A television advert for the iPhone misled consumers, the Advertising Standards Authority has ruled. Two complaints to the watchdog noted that the advert said "all the parts of the internet are on the iPhone". But the ASA said because the iPhone did not support Flash or Java - two programs that form part of many webpages - the claim was misleading. Apple had argued its claim referred to availability of webpages, rather than their specific appearance.
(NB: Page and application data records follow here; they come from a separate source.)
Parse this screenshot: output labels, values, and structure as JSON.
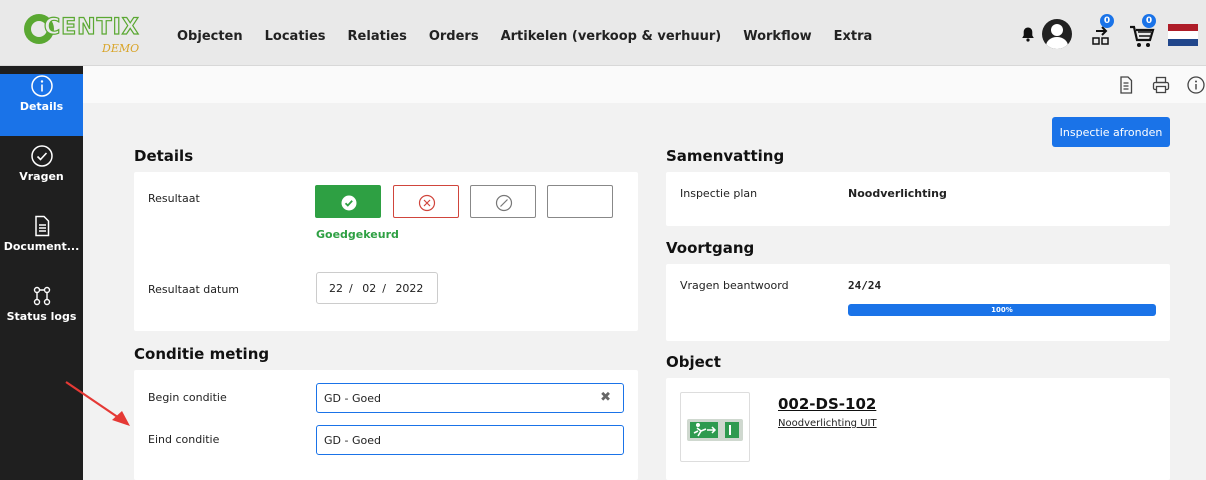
{
  "brand": {
    "logo_text": "CENTIX",
    "logo_sub": "DEMO",
    "green": "#5aa832",
    "gold": "#d9a52a"
  },
  "nav": {
    "items": [
      "Objecten",
      "Locaties",
      "Relaties",
      "Orders",
      "Artikelen (verkoop & verhuur)",
      "Workflow",
      "Extra"
    ]
  },
  "top_icons": {
    "bell": "bell-icon",
    "user": "user-avatar-icon",
    "transfer": "transfer-icon",
    "transfer_badge": "0",
    "cart": "cart-icon",
    "cart_badge": "0",
    "flag": "dutch-flag-icon"
  },
  "sidebar": {
    "items": [
      {
        "label": "Details",
        "icon": "info-icon",
        "active": true
      },
      {
        "label": "Vragen",
        "icon": "check-circle-icon",
        "active": false
      },
      {
        "label": "Document...",
        "icon": "document-icon",
        "active": false
      },
      {
        "label": "Status logs",
        "icon": "status-logs-icon",
        "active": false
      }
    ]
  },
  "toolbar": {
    "icons": [
      "file-icon",
      "print-icon",
      "info-icon"
    ],
    "finish_label": "Inspectie afronden"
  },
  "details": {
    "title": "Details",
    "result_label": "Resultaat",
    "result_options": [
      "approved",
      "rejected",
      "not-applicable",
      "empty"
    ],
    "result_selected": "approved",
    "result_text": "Goedgekeurd",
    "date_label": "Resultaat datum",
    "date": {
      "day": "22",
      "month": "02",
      "year": "2022",
      "sep": "/"
    }
  },
  "condition": {
    "title": "Conditie meting",
    "begin_label": "Begin conditie",
    "begin_value": "GD - Goed",
    "end_label": "Eind conditie",
    "end_value": "GD - Goed"
  },
  "summary": {
    "title": "Samenvatting",
    "plan_label": "Inspectie plan",
    "plan_value": "Noodverlichting"
  },
  "progress": {
    "title": "Voortgang",
    "answered_label": "Vragen beantwoord",
    "answered_value": "24/24",
    "percent": 100,
    "percent_label": "100%"
  },
  "object": {
    "title": "Object",
    "code": "002-DS-102",
    "name": "Noodverlichting UIT"
  },
  "colors": {
    "accent": "#1a73e8",
    "success": "#2ea043",
    "danger": "#d0453c",
    "sidebar": "#1f1f1f",
    "annotation": "#e53935"
  }
}
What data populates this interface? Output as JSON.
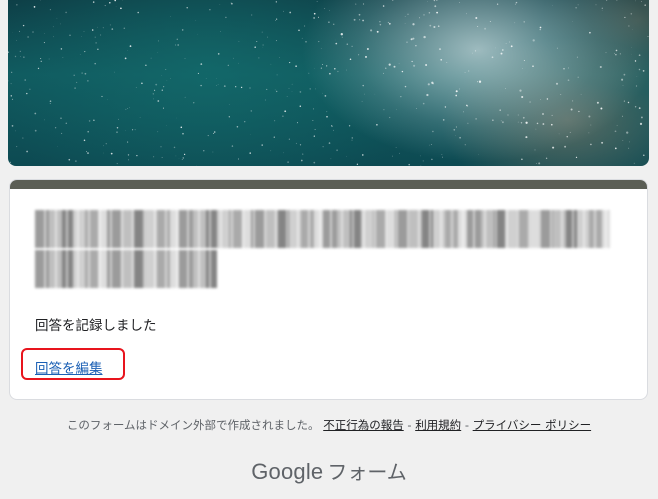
{
  "form": {
    "title_redacted": "",
    "confirmation_message": "回答を記録しました",
    "edit_link_label": "回答を編集"
  },
  "footer": {
    "note": "このフォームはドメイン外部で作成されました。",
    "links": [
      {
        "label": "不正行為の報告"
      },
      {
        "label": "利用規約"
      },
      {
        "label": "プライバシー ポリシー"
      }
    ],
    "separator": " - ",
    "brand_google": "Google",
    "brand_product": "フォーム"
  },
  "colors": {
    "accent_bar": "#5b5e55",
    "link": "#1a5fb4",
    "highlight_box": "#e8141d",
    "background": "#f0f0f0"
  },
  "icons": {
    "banner": "starry-sky-image"
  }
}
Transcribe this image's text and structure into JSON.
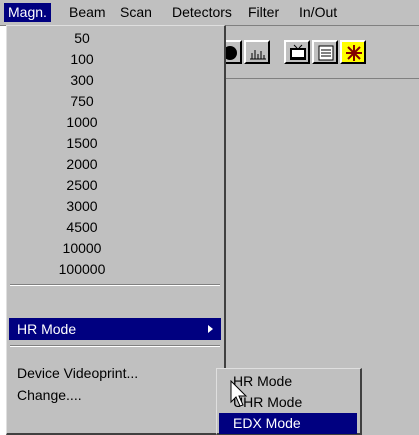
{
  "menubar": {
    "items": [
      {
        "label": "Magn.",
        "active": true
      },
      {
        "label": "Beam"
      },
      {
        "label": "Scan"
      },
      {
        "label": "Detectors"
      },
      {
        "label": "Filter"
      },
      {
        "label": "In/Out"
      }
    ]
  },
  "toolbar": {
    "icons": [
      "circle-icon",
      "histogram-icon",
      "monitor-icon",
      "list-icon",
      "snowflake-icon"
    ]
  },
  "magnification_menu": {
    "values": [
      "50",
      "100",
      "300",
      "750",
      "1000",
      "1500",
      "2000",
      "2500",
      "3000",
      "4500",
      "10000",
      "100000"
    ],
    "hr_mode_label": "HR Mode",
    "device_videoprint_label": "Device Videoprint...",
    "change_label": "Change...."
  },
  "hr_submenu": {
    "items": [
      {
        "label": "HR Mode"
      },
      {
        "label": "UHR Mode"
      },
      {
        "label": "EDX Mode",
        "selected": true
      }
    ]
  },
  "colors": {
    "highlight": "#000080",
    "face": "#c0c0c0"
  }
}
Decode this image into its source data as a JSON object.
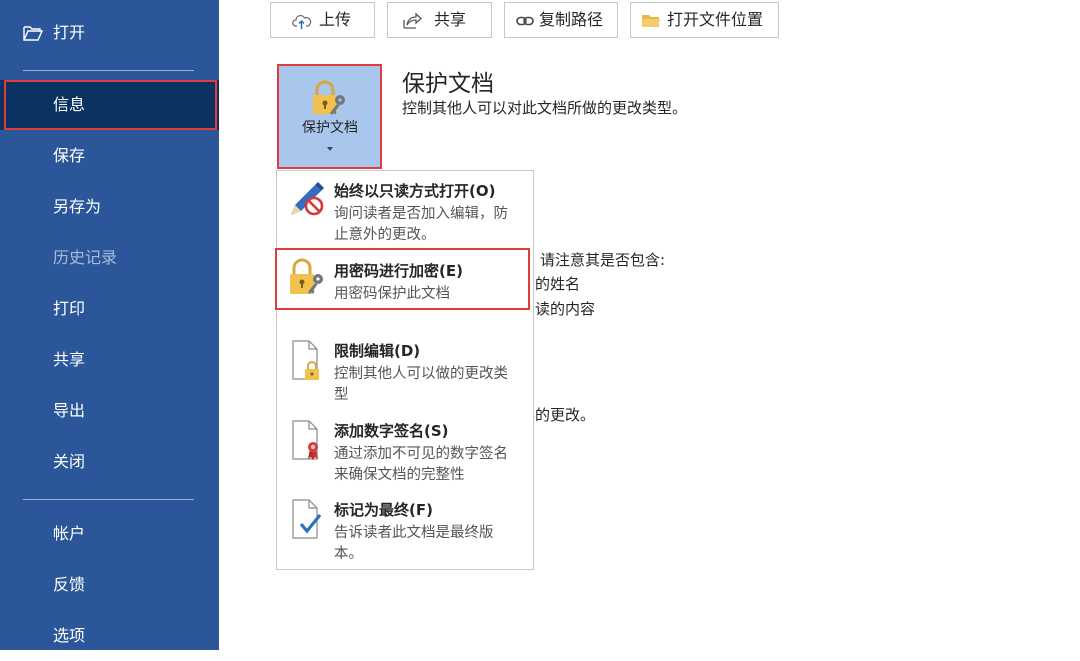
{
  "sidebar": {
    "open_label": "打开",
    "items": [
      {
        "label": "信息"
      },
      {
        "label": "保存"
      },
      {
        "label": "另存为"
      },
      {
        "label": "历史记录"
      },
      {
        "label": "打印"
      },
      {
        "label": "共享"
      },
      {
        "label": "导出"
      },
      {
        "label": "关闭"
      },
      {
        "label": "帐户"
      },
      {
        "label": "反馈"
      },
      {
        "label": "选项"
      }
    ],
    "active_item": "信息",
    "accent_color": "#2b579a"
  },
  "toolbar": {
    "upload_label": "上传",
    "share_label": "共享",
    "copy_path_label": "复制路径",
    "open_location_label": "打开文件位置"
  },
  "protect": {
    "button_label": "保护文档",
    "title": "保护文档",
    "description": "控制其他人可以对此文档所做的更改类型。"
  },
  "background_text": {
    "line1": "请注意其是否包含:",
    "line2": "者的姓名",
    "line3": "阅读的内容",
    "line4": "存的更改。"
  },
  "menu": {
    "items": [
      {
        "title": "始终以只读方式打开(O)",
        "desc": "询问读者是否加入编辑，防止意外的更改。",
        "icon": "pencil-no-icon"
      },
      {
        "title": "用密码进行加密(E)",
        "desc": "用密码保护此文档",
        "icon": "lock-key-icon"
      },
      {
        "title": "限制编辑(D)",
        "desc": "控制其他人可以做的更改类型",
        "icon": "document-lock-icon"
      },
      {
        "title": "添加数字签名(S)",
        "desc": "通过添加不可见的数字签名来确保文档的完整性",
        "icon": "document-ribbon-icon"
      },
      {
        "title": "标记为最终(F)",
        "desc": "告诉读者此文档是最终版本。",
        "icon": "document-check-icon"
      }
    ]
  }
}
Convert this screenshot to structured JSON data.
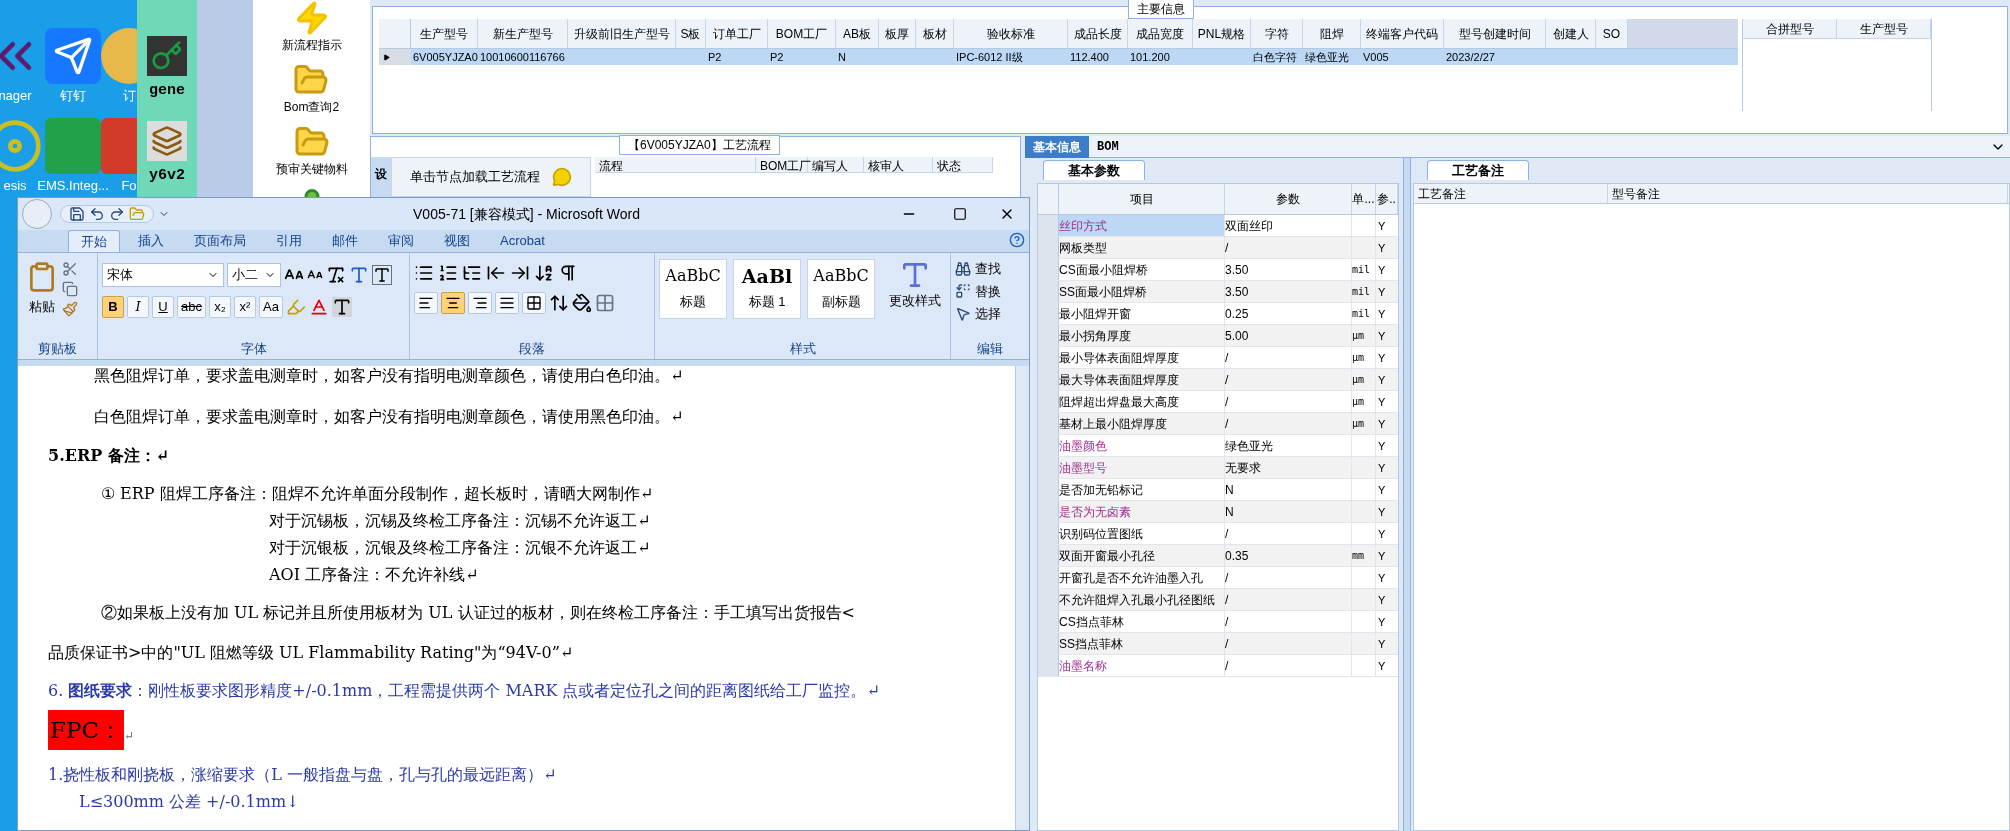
{
  "desktop": {
    "icons": [
      {
        "label": "nager",
        "kind": "k"
      },
      {
        "label": "钉钉",
        "kind": "wing"
      },
      {
        "label": "订",
        "kind": "shell"
      },
      {
        "label": "esis",
        "kind": "disc"
      },
      {
        "label": "EMS.Integ...",
        "kind": "p"
      },
      {
        "label": "Fo",
        "kind": "red"
      }
    ]
  },
  "launcher": {
    "items": [
      {
        "label": "gene",
        "kind": "key"
      },
      {
        "label": "y6v2",
        "kind": "stack"
      }
    ]
  },
  "sidebar": {
    "items": [
      {
        "label": "新流程指示",
        "kind": "bolt"
      },
      {
        "label": "Bom查询2",
        "kind": "folder"
      },
      {
        "label": "预审关键物料",
        "kind": "folder"
      },
      {
        "kind": "person"
      }
    ]
  },
  "main_info": {
    "title": "主要信息",
    "columns": [
      "生产型号",
      "新生产型号",
      "升级前旧生产型号",
      "S板",
      "订单工厂",
      "BOM工厂",
      "AB板",
      "板厚",
      "板材",
      "验收标准",
      "成品长度",
      "成品宽度",
      "PNL规格",
      "字符",
      "阻焊",
      "终端客户代码",
      "型号创建时间",
      "创建人",
      "SO"
    ],
    "rows": [
      {
        "selected": true,
        "cells": [
          "6V005YJZA0",
          "10010600116766",
          null,
          null,
          "P2",
          "P2",
          "N",
          null,
          null,
          "IPC-6012 II级",
          "112.400",
          "101.200",
          null,
          "白色字符",
          "绿色亚光",
          "V005",
          "2023/2/27",
          null,
          null
        ]
      }
    ],
    "merge_table": {
      "columns": [
        "合拼型号",
        "生产型号"
      ]
    }
  },
  "process": {
    "title": "【6V005YJZA0】工艺流程",
    "side_tab": "设",
    "load_button": "单击节点加载工艺流程",
    "tree_columns": [
      "流程",
      "BOM工厂",
      "编写人",
      "核审人",
      "状态"
    ]
  },
  "details": {
    "tabs": [
      {
        "label": "基本信息",
        "selected": true
      },
      {
        "label": "BOM",
        "selected": false
      }
    ],
    "subtab": "基本参数",
    "columns": [
      "项目",
      "参数",
      "单...",
      "参.."
    ],
    "rows": [
      {
        "item": "丝印方式",
        "value": "双面丝印",
        "flag": "Y",
        "required": true,
        "selected": true
      },
      {
        "item": "网板类型",
        "value": "/",
        "flag": "Y",
        "required": false,
        "selected": false
      },
      {
        "item": "CS面最小阻焊桥",
        "value": "3.50",
        "unit": "mil",
        "flag": "Y",
        "required": false,
        "selected": false
      },
      {
        "item": "SS面最小阻焊桥",
        "value": "3.50",
        "unit": "mil",
        "flag": "Y",
        "required": false,
        "selected": false
      },
      {
        "item": "最小阻焊开窗",
        "value": "0.25",
        "unit": "mil",
        "flag": "Y",
        "required": false,
        "selected": false
      },
      {
        "item": "最小拐角厚度",
        "value": "5.00",
        "unit": "μm",
        "flag": "Y",
        "required": false,
        "selected": false
      },
      {
        "item": "最小导体表面阻焊厚度",
        "value": "/",
        "unit": "μm",
        "flag": "Y",
        "required": false,
        "selected": false
      },
      {
        "item": "最大导体表面阻焊厚度",
        "value": "/",
        "unit": "μm",
        "flag": "Y",
        "required": false,
        "selected": false
      },
      {
        "item": "阻焊超出焊盘最大高度",
        "value": "/",
        "unit": "μm",
        "flag": "Y",
        "required": false,
        "selected": false
      },
      {
        "item": "基材上最小阻焊厚度",
        "value": "/",
        "unit": "μm",
        "flag": "Y",
        "required": false,
        "selected": false
      },
      {
        "item": "油墨颜色",
        "value": "绿色亚光",
        "flag": "Y",
        "required": true,
        "selected": false
      },
      {
        "item": "油墨型号",
        "value": "无要求",
        "flag": "Y",
        "required": true,
        "selected": false
      },
      {
        "item": "是否加无铅标记",
        "value": "N",
        "flag": "Y",
        "required": false,
        "selected": false
      },
      {
        "item": "是否为无卤素",
        "value": "N",
        "flag": "Y",
        "required": true,
        "selected": false
      },
      {
        "item": "识别码位置图纸",
        "value": "/",
        "flag": "Y",
        "required": false,
        "selected": false
      },
      {
        "item": "双面开窗最小孔径",
        "value": "0.35",
        "unit": "mm",
        "flag": "Y",
        "required": false,
        "selected": false
      },
      {
        "item": "开窗孔是否不允许油墨入孔",
        "value": "/",
        "flag": "Y",
        "required": false,
        "selected": false
      },
      {
        "item": "不允许阻焊入孔最小孔径图纸",
        "value": "/",
        "flag": "Y",
        "required": false,
        "selected": false
      },
      {
        "item": "CS挡点菲林",
        "value": "/",
        "flag": "Y",
        "required": false,
        "selected": false
      },
      {
        "item": "SS挡点菲林",
        "value": "/",
        "flag": "Y",
        "required": false,
        "selected": false
      },
      {
        "item": "油墨名称",
        "value": "/",
        "flag": "Y",
        "required": true,
        "selected": false
      }
    ],
    "notes": {
      "tab": "工艺备注",
      "columns": [
        "工艺备注",
        "型号备注"
      ]
    }
  },
  "word": {
    "title": "V005-71 [兼容模式] - Microsoft Word",
    "tabs": [
      {
        "label": "开始",
        "selected": true
      },
      {
        "label": "插入",
        "selected": false
      },
      {
        "label": "页面布局",
        "selected": false
      },
      {
        "label": "引用",
        "selected": false
      },
      {
        "label": "邮件",
        "selected": false
      },
      {
        "label": "审阅",
        "selected": false
      },
      {
        "label": "视图",
        "selected": false
      },
      {
        "label": "Acrobat",
        "selected": false
      }
    ],
    "paste": "粘贴",
    "font_name": "宋体",
    "font_size": "小二",
    "format_buttons": [
      {
        "label": "B",
        "on": true
      },
      {
        "label": "I",
        "on": false
      },
      {
        "label": "U",
        "on": false
      },
      {
        "label": "abc",
        "on": false
      },
      {
        "label": "x₂",
        "on": false
      },
      {
        "label": "x²",
        "on": false
      },
      {
        "label": "Aa",
        "on": false
      }
    ],
    "align_buttons": [
      {
        "on": false
      },
      {
        "on": true
      },
      {
        "on": false
      },
      {
        "on": false
      },
      {
        "on": false
      }
    ],
    "styles": [
      {
        "preview": "AaBbC",
        "name": "标题"
      },
      {
        "preview": "AaBl",
        "name": "标题 1"
      },
      {
        "preview": "AaBbC",
        "name": "副标题"
      }
    ],
    "change_styles": "更改样式",
    "editing": [
      "查找",
      "替换",
      "选择"
    ],
    "groups": [
      "剪贴板",
      "字体",
      "段落",
      "样式",
      "编辑"
    ],
    "paragraphs": [
      {
        "kind": "body",
        "text": "黑色阻焊订单，要求盖电测章时，如客户没有指明电测章颜色，请使用白色印油。↵"
      },
      {
        "kind": "body",
        "text": "白色阻焊订单，要求盖电测章时，如客户没有指明电测章颜色，请使用黑色印油。↵"
      },
      {
        "kind": "heading",
        "text": "5.ERP 备注：↵"
      },
      {
        "kind": "item",
        "text": "① ERP 阻焊工序备注：阻焊不允许单面分段制作，超长板时，请晒大网制作↵"
      },
      {
        "kind": "sub",
        "text": "对于沉锡板，沉锡及终检工序备注：沉锡不允许返工↵"
      },
      {
        "kind": "sub",
        "text": "对于沉银板，沉银及终检工序备注：沉银不允许返工↵"
      },
      {
        "kind": "sub",
        "text": "AOI 工序备注：不允许补线↵"
      },
      {
        "kind": "item",
        "text": "②如果板上没有加 UL 标记并且所使用板材为 UL 认证过的板材，则在终检工序备注：手工填写出货报告<"
      },
      {
        "kind": "plain",
        "text": "品质保证书>中的\"UL 阻燃等级 UL Flammability Rating\"为“94V-0”↵"
      },
      {
        "kind": "blue",
        "text": "6. **图纸要求**：刚性板要求图形精度+/-0.1mm，工程需提供两个 MARK 点或者定位孔之间的距离图纸给工厂监控。↵"
      },
      {
        "kind": "fpc",
        "text": "FPC：",
        "end": "↵"
      },
      {
        "kind": "blue",
        "text": "1.挠性板和刚挠板，涨缩要求（L 一般指盘与盘，孔与孔的最远距离）↵"
      },
      {
        "kind": "blue_indent",
        "text": "L≤300mm 公差 +/-0.1mm↓"
      }
    ]
  }
}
The iPhone employs a web browser called Safari, which is built on freely available software. Many webpages, however, employ small software programs like Flash and Java to display graphics and animations. Those programs are proprietary software, and Apple opted not to enable them on the iPhone. The result is that pages viewed with Safari may look different to those same pages viewed on other browsers.